> **Assignment**:
In the lines below, the string "JSON" may appear; say how many lines hold it and give nothing more.

> **Page and application data records**:
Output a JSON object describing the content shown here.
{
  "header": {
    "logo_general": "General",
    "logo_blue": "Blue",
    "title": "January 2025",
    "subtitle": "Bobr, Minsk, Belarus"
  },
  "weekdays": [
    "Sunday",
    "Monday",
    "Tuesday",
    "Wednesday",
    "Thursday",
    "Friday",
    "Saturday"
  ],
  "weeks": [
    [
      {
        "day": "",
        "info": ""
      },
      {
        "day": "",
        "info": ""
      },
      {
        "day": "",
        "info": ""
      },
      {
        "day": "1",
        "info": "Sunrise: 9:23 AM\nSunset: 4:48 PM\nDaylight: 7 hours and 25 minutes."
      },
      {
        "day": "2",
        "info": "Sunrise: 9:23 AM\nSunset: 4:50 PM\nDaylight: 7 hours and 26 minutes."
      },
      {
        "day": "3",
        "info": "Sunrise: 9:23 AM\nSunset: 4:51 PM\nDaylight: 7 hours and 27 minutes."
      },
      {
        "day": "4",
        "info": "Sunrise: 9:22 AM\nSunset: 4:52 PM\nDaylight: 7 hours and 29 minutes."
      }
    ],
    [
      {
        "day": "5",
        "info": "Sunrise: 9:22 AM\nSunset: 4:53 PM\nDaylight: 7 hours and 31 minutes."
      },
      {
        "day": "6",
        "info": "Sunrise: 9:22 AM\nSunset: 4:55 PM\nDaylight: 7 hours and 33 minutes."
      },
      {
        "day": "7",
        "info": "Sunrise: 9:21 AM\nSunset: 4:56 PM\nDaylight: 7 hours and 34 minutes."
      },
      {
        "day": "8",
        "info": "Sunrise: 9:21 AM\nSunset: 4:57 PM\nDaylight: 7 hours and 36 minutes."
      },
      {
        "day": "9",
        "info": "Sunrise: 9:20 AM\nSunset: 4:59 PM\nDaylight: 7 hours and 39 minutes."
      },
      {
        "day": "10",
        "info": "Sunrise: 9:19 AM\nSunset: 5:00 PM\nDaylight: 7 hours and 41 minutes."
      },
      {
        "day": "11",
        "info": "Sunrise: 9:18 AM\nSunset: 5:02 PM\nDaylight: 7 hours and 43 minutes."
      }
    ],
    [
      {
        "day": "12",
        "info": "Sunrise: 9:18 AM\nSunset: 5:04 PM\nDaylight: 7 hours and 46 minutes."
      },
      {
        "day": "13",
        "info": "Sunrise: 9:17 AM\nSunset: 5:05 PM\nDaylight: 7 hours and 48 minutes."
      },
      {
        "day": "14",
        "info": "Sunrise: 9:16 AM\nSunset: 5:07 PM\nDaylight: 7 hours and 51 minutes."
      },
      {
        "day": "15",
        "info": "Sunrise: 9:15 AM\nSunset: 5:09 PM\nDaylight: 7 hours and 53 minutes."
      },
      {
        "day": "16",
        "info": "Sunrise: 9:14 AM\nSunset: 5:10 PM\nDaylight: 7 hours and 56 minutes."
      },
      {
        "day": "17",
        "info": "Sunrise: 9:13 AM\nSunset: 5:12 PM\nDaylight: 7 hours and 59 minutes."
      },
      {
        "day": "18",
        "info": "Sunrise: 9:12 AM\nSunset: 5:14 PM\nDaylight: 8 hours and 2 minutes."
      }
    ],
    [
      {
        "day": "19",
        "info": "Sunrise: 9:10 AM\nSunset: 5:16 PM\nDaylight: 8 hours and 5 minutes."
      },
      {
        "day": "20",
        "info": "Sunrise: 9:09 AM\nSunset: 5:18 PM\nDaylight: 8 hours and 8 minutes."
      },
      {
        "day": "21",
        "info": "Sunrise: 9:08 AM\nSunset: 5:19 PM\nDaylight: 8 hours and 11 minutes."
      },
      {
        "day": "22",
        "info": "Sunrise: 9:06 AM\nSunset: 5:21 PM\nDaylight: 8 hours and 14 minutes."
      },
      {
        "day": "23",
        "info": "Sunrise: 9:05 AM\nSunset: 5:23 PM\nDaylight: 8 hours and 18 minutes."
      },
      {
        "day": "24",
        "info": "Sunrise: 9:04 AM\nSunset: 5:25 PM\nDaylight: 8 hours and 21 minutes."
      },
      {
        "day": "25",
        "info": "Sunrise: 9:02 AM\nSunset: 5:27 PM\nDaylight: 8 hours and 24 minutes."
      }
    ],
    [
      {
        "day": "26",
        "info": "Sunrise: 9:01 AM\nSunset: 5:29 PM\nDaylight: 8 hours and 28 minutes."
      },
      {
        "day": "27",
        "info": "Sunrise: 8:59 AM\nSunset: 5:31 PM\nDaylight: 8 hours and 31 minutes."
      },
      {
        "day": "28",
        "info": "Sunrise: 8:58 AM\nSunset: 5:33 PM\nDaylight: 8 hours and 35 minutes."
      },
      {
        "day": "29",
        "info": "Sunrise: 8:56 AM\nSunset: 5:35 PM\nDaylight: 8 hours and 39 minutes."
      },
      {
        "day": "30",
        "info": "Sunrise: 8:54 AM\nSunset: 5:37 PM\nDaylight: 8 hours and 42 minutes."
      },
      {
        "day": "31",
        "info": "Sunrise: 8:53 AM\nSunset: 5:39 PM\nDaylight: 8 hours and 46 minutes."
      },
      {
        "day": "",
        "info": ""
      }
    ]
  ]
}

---

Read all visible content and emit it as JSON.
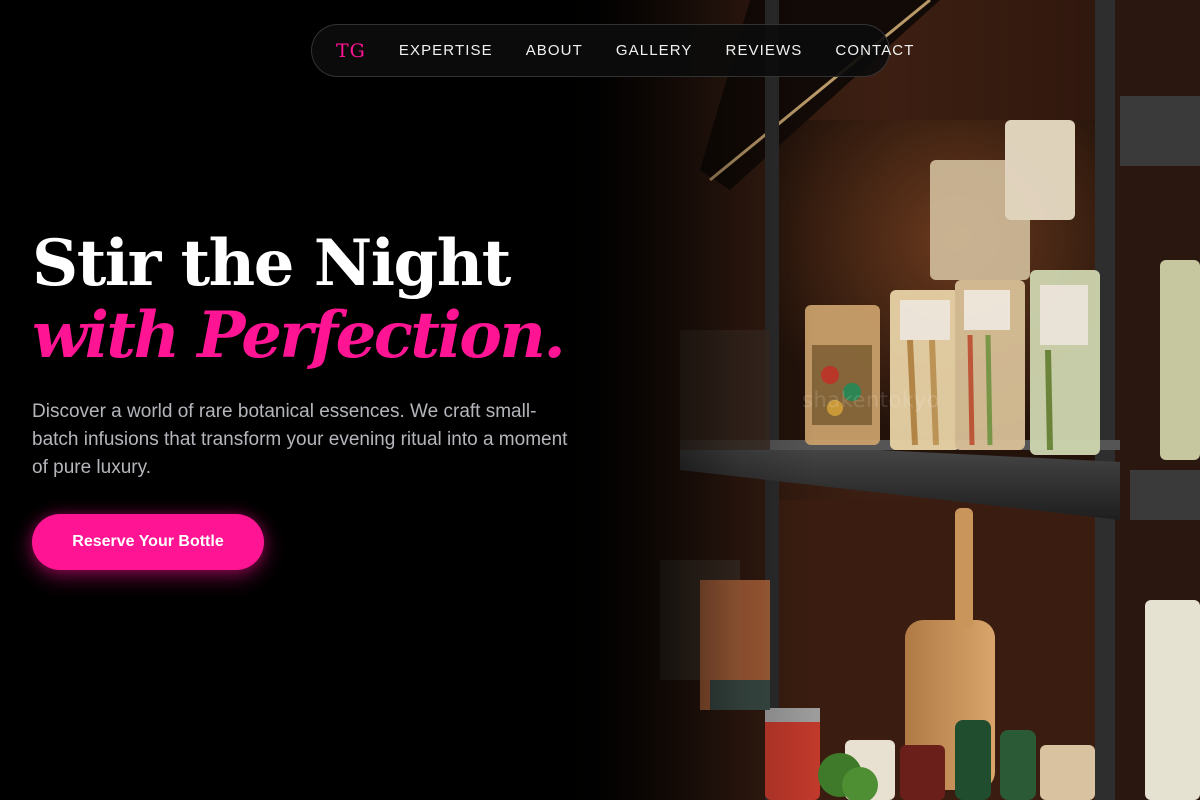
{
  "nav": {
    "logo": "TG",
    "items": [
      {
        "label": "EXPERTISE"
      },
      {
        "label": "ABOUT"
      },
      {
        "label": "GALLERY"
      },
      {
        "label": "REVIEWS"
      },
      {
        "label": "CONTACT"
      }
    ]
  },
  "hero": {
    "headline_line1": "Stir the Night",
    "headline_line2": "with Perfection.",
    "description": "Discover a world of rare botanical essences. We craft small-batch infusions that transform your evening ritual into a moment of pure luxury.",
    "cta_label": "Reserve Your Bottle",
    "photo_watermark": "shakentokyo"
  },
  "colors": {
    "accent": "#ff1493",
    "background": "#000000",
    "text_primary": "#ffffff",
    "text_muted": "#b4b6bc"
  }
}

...

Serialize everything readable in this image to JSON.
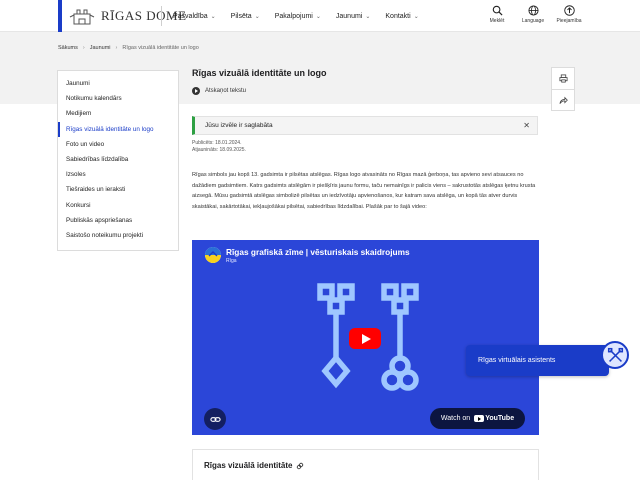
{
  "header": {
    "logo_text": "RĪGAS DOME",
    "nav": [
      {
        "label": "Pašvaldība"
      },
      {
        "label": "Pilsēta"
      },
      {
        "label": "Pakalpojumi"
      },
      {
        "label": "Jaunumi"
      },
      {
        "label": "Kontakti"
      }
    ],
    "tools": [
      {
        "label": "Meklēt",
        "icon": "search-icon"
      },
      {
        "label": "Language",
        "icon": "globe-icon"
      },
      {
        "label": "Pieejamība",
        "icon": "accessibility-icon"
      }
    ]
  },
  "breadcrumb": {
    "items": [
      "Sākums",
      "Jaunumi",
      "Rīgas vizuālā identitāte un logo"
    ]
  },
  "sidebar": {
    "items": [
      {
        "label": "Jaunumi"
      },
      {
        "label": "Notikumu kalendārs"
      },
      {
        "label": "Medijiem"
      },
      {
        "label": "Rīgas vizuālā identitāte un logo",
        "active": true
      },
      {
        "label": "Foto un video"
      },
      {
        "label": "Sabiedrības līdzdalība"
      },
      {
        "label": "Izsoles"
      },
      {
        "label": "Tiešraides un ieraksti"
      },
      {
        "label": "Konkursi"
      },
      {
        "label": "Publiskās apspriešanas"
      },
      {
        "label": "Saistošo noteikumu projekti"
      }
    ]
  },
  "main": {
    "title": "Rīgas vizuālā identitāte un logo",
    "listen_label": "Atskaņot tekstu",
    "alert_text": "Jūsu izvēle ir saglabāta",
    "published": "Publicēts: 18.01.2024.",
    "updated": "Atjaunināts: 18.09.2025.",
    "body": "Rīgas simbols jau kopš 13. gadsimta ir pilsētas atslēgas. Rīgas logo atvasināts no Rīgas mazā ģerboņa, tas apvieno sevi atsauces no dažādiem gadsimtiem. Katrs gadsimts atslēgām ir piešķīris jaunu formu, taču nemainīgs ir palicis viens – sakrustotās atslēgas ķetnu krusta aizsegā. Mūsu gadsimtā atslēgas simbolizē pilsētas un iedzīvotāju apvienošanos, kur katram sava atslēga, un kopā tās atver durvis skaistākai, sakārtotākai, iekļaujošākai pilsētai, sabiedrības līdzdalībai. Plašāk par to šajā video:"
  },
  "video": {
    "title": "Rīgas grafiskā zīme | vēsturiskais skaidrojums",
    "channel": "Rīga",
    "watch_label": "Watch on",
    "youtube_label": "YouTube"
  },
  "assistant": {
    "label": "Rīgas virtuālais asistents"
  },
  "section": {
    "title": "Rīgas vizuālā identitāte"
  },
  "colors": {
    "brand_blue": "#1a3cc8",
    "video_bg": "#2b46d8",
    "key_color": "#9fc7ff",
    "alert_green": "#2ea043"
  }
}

> **Answer for this exercise**:
3